## About this task:
Look through the entries below and show every line containing the word "label".

## Data excerpts:
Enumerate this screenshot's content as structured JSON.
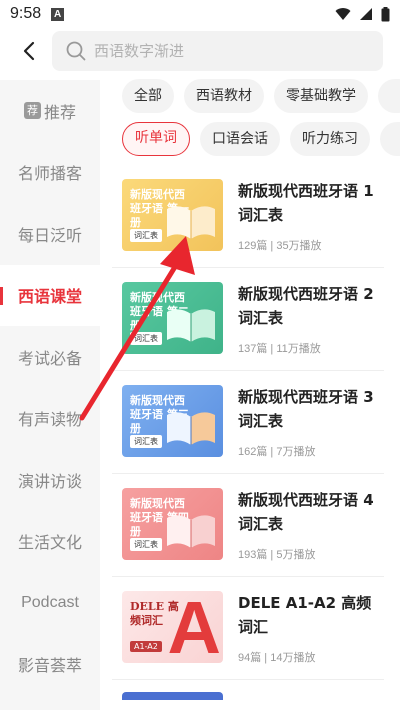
{
  "status": {
    "time": "9:58",
    "notif": "A"
  },
  "search": {
    "placeholder": "西语数字渐进"
  },
  "sidebar": {
    "items": [
      {
        "badge": "荐",
        "label": "推荐"
      },
      {
        "label": "名师播客"
      },
      {
        "label": "每日泛听"
      },
      {
        "label": "西语课堂"
      },
      {
        "label": "考试必备"
      },
      {
        "label": "有声读物"
      },
      {
        "label": "演讲访谈"
      },
      {
        "label": "生活文化"
      },
      {
        "label": "Podcast"
      },
      {
        "label": "影音荟萃"
      }
    ]
  },
  "filters": {
    "row1": [
      "全部",
      "西语教材",
      "零基础教学"
    ],
    "row2": [
      "听单词",
      "口语会话",
      "听力练习"
    ]
  },
  "list": [
    {
      "cover_title": "新版现代西班牙语 第一册",
      "cover_tag": "词汇表",
      "title": "新版现代西班牙语 1 词汇表",
      "meta": "129篇 | 35万播放"
    },
    {
      "cover_title": "新版现代西班牙语 第二册",
      "cover_tag": "词汇表",
      "title": "新版现代西班牙语 2 词汇表",
      "meta": "137篇 | 11万播放"
    },
    {
      "cover_title": "新版现代西班牙语 第三册",
      "cover_tag": "词汇表",
      "title": "新版现代西班牙语 3 词汇表",
      "meta": "162篇 | 7万播放"
    },
    {
      "cover_title": "新版现代西班牙语 第四册",
      "cover_tag": "词汇表",
      "title": "新版现代西班牙语 4 词汇表",
      "meta": "193篇 | 5万播放"
    },
    {
      "cover_title": "DELE 高频词汇",
      "cover_tag": "A1-A2",
      "cover_letter": "A",
      "title": "DELE A1-A2 高频词汇",
      "meta": "94篇 | 14万播放"
    }
  ],
  "colors": {
    "accent": "#e8343c",
    "arrow": "#e8262e"
  }
}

## Answer space:
        "label": "推荐"
        "label": "名师播客"
        "label": "每日泛听"
        "label": "西语课堂"
        "label": "考试必备"
        "label": "有声读物"
        "label": "演讲访谈"
        "label": "生活文化"
        "label": "Podcast"
        "label": "影音荟萃"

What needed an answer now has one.